**INSTRUCTIONS FOR THE TASK**
Type out each entry exactly.

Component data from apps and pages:
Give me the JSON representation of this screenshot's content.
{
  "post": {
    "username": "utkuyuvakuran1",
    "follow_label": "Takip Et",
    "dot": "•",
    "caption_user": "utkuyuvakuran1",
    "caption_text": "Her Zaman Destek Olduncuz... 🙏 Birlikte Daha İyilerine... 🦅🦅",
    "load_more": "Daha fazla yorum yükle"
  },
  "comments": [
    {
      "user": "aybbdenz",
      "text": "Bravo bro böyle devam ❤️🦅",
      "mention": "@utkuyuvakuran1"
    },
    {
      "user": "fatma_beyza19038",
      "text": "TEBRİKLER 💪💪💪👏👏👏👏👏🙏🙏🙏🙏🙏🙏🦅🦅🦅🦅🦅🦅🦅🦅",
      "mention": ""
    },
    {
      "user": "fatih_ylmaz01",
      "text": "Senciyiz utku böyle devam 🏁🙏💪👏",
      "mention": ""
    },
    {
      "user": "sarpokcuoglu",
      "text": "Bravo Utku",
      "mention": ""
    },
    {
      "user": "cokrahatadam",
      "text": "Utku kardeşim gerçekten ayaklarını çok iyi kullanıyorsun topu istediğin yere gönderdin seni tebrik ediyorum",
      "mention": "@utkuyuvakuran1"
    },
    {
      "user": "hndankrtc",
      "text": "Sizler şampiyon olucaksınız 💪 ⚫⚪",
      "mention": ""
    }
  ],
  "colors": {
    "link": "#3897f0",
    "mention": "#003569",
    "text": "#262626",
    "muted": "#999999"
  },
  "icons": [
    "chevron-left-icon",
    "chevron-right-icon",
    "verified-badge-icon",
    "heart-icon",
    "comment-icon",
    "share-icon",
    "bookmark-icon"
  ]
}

**EXPECTED ANSWER**
Give me the JSON representation of this screenshot's content.
{
  "post": {
    "username": "utkuyuvakuran1",
    "follow_label": "Takip Et",
    "dot": "•",
    "caption_user": "utkuyuvakuran1",
    "caption_text": "Her Zaman Destek Olduncuz... 🙏 Birlikte Daha İyilerine... 🦅🦅",
    "load_more": "Daha fazla yorum yükle"
  },
  "comments": [
    {
      "user": "aybbdenz",
      "text": "Bravo bro böyle devam ❤️🦅",
      "mention": "@utkuyuvakuran1"
    },
    {
      "user": "fatma_beyza19038",
      "text": "TEBRİKLER 💪💪💪👏👏👏👏👏🙏🙏🙏🙏🙏🙏🦅🦅🦅🦅🦅🦅🦅🦅",
      "mention": ""
    },
    {
      "user": "fatih_ylmaz01",
      "text": "Senciyiz utku böyle devam 🏁🙏💪👏",
      "mention": ""
    },
    {
      "user": "sarpokcuoglu",
      "text": "Bravo Utku",
      "mention": ""
    },
    {
      "user": "cokrahatadam",
      "text": "Utku kardeşim gerçekten ayaklarını çok iyi kullanıyorsun topu istediğin yere gönderdin seni tebrik ediyorum",
      "mention": "@utkuyuvakuran1"
    },
    {
      "user": "hndankrtc",
      "text": "Sizler şampiyon olucaksınız 💪 ⚫⚪",
      "mention": ""
    }
  ],
  "colors": {
    "link": "#3897f0",
    "mention": "#003569",
    "text": "#262626",
    "muted": "#999999"
  },
  "icons": [
    "chevron-left-icon",
    "chevron-right-icon",
    "verified-badge-icon",
    "heart-icon",
    "comment-icon",
    "share-icon",
    "bookmark-icon"
  ]
}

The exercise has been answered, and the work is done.